To create the Walls ShapeCollection:

  1. Select GameScreen
  2. Click the Quick Actions tab
  3. Click Add Object to GameScreen
  4. Select ShapeCollection as the type
  5. Enter the name Walls
  6. Click OK

Adding Wall AxisAlignedRectangles

Now that we have a ShapeCollection for our walls, we will add the individual walls.

To add the first wall AxisAlignedRectangle:

  1. Right-click on the Walls item.
  2. Select Add Object
  3. Select AxisAlignedRectangle as the type. Notice that available types are limited to shapes since we are adding to a ShapeCollection.
  4. Enter the name Wall1 and click OK.

Now we can modify the properties of this wall. Select Wall1 and change the values as follows:

  • Y = 300
  • Width = 800
  • Height = 30

Doing so will move the rectangle to the top of the screen. If you run the game you will see the wall at the top of the screen.

Now that we’ve created a single wall, we can duplicate it by right-clicking on it and selecting the “Duplicate” command:

Create 5 duplicates, so that the Walls list holds a total of 6 AxisAlignedRectangle instances:

SixWalls.PNG

Next set the X, Y, Width, and Height variables for for the newly-created walls as follows:

Wall2

  • X = 0
  • Y = -300
  • Width = 800
  • Height = 30

Wall 3

  • X = -400
  • Y = 200
  • Width = 30
  • Height = 200

Wall 4

  • X = 400
  • Y = 200
  • Width = 30
  • Height = 200

Wall 5

  • X = -400
  • Y = -200
  • Width = 30
  • Height = 200

Wall 6

  • X = 400
  • Y = -200
  • Width = 30
  • Height = 200

When finished, the game should have walls made of AxisAlignedRectangles with gaps on the left and right sides for goals:

Implementing Collision

Next we’ll use collision relationships to define collision between the PlayerBall and Walls. We’ll revisit collisions in later tutorials, so keep in mind that this is only the first step in setting up our game’s collision.

When we created our PlayerBall entity in an earlier tutorial, we marked that the entity should contain a Circle object. Doing so automatically marked the Entity as using the ICollidable interface. As a reminder, the following image shows the window we used to create the PlayerBall entity:

Since our PlayerBall is an ICollidable, that means it can collide with any other ICollidable and with any shapes – like the Walls. We need to tell our game that we want the PlayerList to collide against the PlayerWalls. The easiest way to do this is to create a Collision Relationship in Glue.

To do this:

  1. Drag+drop the PlayerBallList onto the Walls in the Glue explorer. This will create a new CollisionRelationship
  2. Select the new CollisionRelationship (which will be named PlayerBallListVsWalls)
  3. Select the Collision tab
  4. Change the Collision Physics to Bounce Collision so that our PlayerBall bounces against the walls
  5. Change the PlayerBall Mass to 0. This means that the PlayerBall will behave as if it has no mass, so it will not be able to move the walls. Be sure to press Enter or Tab to save the change.

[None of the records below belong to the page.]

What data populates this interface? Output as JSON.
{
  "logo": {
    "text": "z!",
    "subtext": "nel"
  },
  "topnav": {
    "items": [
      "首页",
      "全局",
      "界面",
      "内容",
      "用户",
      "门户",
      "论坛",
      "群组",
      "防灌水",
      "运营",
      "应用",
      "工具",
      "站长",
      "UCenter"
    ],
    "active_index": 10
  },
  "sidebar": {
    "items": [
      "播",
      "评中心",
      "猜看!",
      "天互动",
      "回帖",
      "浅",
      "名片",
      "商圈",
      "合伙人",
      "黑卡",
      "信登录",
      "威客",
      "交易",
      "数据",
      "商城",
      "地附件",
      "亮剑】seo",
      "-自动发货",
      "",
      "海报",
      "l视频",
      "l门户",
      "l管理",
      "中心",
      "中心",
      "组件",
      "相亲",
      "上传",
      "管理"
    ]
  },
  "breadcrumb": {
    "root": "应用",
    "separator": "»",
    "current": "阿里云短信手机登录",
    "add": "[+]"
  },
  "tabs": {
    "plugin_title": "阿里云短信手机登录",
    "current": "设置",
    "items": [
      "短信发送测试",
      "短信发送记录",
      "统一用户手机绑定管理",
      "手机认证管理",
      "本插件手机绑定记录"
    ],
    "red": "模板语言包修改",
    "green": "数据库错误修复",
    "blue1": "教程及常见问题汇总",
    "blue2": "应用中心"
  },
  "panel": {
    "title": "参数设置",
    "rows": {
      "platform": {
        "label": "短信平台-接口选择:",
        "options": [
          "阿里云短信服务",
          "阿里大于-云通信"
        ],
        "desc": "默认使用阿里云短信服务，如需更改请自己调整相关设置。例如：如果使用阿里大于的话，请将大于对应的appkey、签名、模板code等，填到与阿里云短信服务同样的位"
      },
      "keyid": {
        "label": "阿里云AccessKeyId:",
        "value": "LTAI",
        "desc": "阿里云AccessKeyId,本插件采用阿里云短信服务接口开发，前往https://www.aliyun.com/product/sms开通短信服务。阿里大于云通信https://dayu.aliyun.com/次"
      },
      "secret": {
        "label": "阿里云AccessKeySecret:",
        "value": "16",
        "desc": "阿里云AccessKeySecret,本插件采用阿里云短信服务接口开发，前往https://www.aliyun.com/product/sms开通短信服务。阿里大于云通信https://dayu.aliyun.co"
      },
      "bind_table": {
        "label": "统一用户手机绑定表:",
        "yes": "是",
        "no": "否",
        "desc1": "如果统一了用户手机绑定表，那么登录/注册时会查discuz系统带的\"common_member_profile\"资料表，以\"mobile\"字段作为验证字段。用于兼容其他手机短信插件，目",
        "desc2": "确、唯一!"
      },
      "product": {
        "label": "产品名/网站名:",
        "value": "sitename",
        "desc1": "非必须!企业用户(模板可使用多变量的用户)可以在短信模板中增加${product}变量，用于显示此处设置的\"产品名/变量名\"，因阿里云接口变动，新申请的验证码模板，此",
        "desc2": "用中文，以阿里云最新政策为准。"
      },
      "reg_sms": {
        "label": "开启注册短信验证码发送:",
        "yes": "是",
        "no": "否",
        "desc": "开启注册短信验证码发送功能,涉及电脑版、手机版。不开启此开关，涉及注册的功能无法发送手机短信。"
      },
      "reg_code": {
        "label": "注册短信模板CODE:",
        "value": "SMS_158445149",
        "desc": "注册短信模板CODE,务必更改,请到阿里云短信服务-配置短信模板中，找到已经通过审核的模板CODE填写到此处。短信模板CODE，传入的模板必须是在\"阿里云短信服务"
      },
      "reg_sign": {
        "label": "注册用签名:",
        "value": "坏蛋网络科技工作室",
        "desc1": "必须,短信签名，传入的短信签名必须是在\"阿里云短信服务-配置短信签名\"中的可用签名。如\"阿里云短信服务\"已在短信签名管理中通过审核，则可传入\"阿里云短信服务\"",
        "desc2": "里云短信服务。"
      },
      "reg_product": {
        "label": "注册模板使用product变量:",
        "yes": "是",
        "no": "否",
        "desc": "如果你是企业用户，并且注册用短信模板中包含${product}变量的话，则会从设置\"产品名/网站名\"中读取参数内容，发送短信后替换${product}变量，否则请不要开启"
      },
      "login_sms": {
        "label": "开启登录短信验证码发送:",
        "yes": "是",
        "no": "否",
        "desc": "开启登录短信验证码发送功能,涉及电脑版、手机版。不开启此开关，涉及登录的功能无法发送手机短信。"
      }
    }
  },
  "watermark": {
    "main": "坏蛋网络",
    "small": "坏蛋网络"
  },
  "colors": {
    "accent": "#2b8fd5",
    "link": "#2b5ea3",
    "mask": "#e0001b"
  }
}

If we run the game now, the PlayerBall will collide with the walls.

We use CollisionRelationships here because they are very powerful and require no code. Just like everything else in Glue, collisions can also be managed in code. If you are interested in writing collision purely in code, see the CollideAgainstMove page.

Why doesn’t the PlayerBall Bounce?

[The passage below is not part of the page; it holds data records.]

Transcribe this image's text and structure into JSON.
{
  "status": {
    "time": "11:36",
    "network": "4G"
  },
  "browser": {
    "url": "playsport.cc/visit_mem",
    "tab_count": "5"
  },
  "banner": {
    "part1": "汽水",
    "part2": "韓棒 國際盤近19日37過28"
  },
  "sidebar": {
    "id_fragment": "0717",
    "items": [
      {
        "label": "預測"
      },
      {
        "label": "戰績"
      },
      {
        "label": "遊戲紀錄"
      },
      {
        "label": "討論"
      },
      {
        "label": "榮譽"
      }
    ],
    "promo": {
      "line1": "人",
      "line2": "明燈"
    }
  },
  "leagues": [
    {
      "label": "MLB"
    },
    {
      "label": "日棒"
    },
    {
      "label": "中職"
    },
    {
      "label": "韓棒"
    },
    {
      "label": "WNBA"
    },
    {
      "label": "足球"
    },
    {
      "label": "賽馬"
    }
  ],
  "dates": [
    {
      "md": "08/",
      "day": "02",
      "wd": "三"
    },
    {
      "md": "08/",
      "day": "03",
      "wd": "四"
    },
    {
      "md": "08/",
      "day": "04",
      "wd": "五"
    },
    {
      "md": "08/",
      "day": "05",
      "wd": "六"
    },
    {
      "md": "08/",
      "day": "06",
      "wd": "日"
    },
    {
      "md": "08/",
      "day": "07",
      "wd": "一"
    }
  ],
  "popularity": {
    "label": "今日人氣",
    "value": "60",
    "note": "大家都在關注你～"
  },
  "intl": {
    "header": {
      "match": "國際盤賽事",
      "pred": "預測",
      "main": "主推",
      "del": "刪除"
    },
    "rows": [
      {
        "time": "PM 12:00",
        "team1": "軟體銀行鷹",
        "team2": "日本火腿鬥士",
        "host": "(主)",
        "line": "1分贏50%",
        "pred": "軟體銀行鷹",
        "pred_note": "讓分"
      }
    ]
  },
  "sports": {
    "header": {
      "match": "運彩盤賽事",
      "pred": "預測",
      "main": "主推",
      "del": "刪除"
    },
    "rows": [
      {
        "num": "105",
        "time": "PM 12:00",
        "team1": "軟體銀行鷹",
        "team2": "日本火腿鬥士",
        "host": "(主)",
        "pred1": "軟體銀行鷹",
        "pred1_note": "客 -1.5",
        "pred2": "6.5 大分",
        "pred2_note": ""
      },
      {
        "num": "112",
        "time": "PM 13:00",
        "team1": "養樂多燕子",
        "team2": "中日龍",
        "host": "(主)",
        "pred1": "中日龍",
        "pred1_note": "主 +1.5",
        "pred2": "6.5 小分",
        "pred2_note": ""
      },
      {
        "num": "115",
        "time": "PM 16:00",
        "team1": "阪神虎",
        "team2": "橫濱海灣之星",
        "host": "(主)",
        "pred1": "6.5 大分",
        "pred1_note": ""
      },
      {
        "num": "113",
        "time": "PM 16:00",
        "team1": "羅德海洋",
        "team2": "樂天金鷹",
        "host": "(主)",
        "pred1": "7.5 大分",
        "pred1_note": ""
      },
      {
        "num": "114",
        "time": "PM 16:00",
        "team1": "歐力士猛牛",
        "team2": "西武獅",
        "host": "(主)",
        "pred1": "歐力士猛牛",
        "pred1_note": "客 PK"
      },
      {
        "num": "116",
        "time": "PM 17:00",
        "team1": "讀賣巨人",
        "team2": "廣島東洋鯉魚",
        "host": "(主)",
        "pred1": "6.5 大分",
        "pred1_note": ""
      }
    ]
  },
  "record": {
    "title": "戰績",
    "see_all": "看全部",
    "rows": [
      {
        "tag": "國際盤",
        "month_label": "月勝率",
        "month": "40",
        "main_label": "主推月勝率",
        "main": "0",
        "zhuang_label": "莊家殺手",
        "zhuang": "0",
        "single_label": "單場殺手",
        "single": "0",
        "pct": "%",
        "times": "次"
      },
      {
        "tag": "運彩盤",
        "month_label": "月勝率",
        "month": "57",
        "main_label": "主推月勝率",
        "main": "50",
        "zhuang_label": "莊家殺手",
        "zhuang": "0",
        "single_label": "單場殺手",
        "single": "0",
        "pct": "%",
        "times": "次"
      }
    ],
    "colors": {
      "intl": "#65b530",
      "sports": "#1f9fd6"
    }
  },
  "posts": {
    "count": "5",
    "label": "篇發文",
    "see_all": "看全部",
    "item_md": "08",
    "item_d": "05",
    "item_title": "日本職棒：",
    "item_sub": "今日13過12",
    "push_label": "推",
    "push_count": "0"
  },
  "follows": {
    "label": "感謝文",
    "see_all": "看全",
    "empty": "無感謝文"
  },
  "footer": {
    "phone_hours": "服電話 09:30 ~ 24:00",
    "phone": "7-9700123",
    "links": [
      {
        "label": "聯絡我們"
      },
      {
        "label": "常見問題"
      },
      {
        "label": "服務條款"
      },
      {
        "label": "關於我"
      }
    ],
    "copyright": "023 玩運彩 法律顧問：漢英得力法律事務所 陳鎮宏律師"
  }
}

The CollisionRelationship we created in the previous step set the Collision Physics to Bounce Collision, but if we move the PlayerBall to the wall, it doesn’t bounce. While this may seem like bounce collision is broken at first glance, the real reason is because of the way our movement has been implemented. Our code in PlayerBall sets the velocity values every frame. When the PlayerBall collides against the wall, the bounce physics sets the velocity values to simulate a bounce; however, our code in PlayerBall overwrites this velocity immediately. We will make changes in a later tutorial to our movement code so we no longer overwrite the velocity every frame, and so the bounce movement works as expected.

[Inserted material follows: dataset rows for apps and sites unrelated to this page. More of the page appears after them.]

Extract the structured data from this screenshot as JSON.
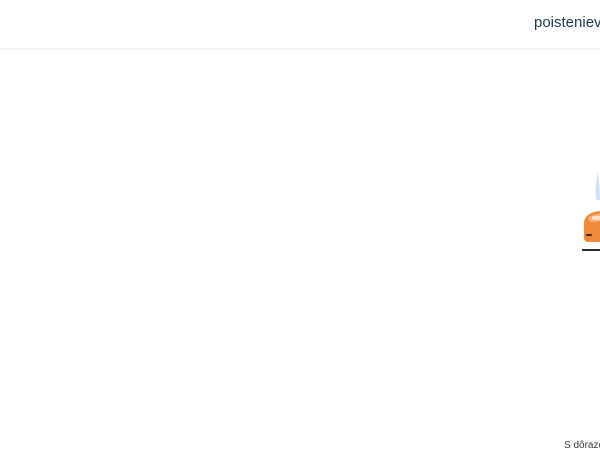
{
  "header": {
    "site_name": "poisteniev"
  },
  "illustration": {
    "icon": "car-insurance-illustration-icon",
    "colors": {
      "orange": "#f08a3a",
      "light_blue": "#cfe3f5",
      "dark": "#2a2a2a"
    }
  },
  "footer": {
    "text": "S dôrazo"
  }
}
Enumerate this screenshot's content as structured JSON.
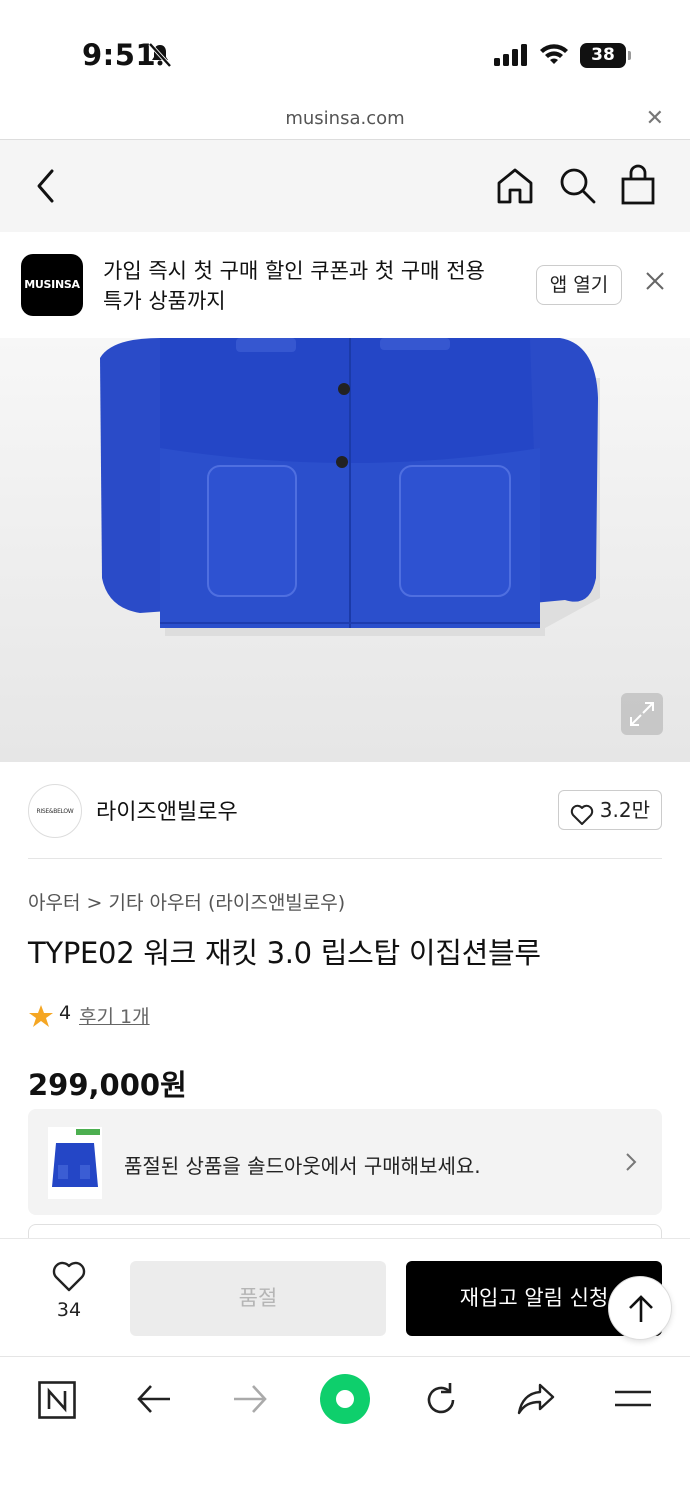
{
  "status_bar": {
    "time": "9:51",
    "battery": "38"
  },
  "browser": {
    "url": "musinsa.com"
  },
  "app_banner": {
    "logo_text": "MUSINSA",
    "message_line1": "가입 즉시 첫 구매 할인 쿠폰과 첫 구매 전용",
    "message_line2": "특가 상품까지",
    "open_label": "앱 열기"
  },
  "brand": {
    "logo_text": "RISE&BELOW",
    "name": "라이즈앤빌로우",
    "likes": "3.2만"
  },
  "product": {
    "breadcrumb_category": "아우터",
    "breadcrumb_separator": ">",
    "breadcrumb_sub": "기타 아우터",
    "breadcrumb_brand": "(라이즈앤빌로우)",
    "title": "TYPE02 워크 재킷 3.0 립스탑 이집션블루",
    "rating": "4",
    "review_link": "후기 1개",
    "price": "299,000원",
    "soldout_notice": "품절된 상품을 솔드아웃에서 구매해보세요."
  },
  "purchase_bar": {
    "wish_count": "34",
    "soldout_label": "품절",
    "restock_label": "재입고 알림 신청"
  },
  "colors": {
    "accent_green": "#0ecf6c",
    "jacket_blue": "#2546c8",
    "star": "#f5a623"
  },
  "icons": [
    "bell-off-icon",
    "signal-icon",
    "wifi-icon",
    "back-icon",
    "home-icon",
    "search-icon",
    "bag-icon",
    "close-icon",
    "expand-icon",
    "heart-icon",
    "star-icon",
    "chevron-right-icon",
    "arrow-up-icon",
    "n-icon",
    "arrow-left-icon",
    "arrow-right-icon",
    "reload-icon",
    "share-icon",
    "menu-icon"
  ]
}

Conclusion

Even though the game isn’t really playable yet, we’re definitely starting to see something come together. We have a movable object and game boundaries which have solid collision. The next tutorial will dive deeper into the control of our PlayerBall Entity.

<- Controlling an EntityAdvanced PlayerBall Controls ->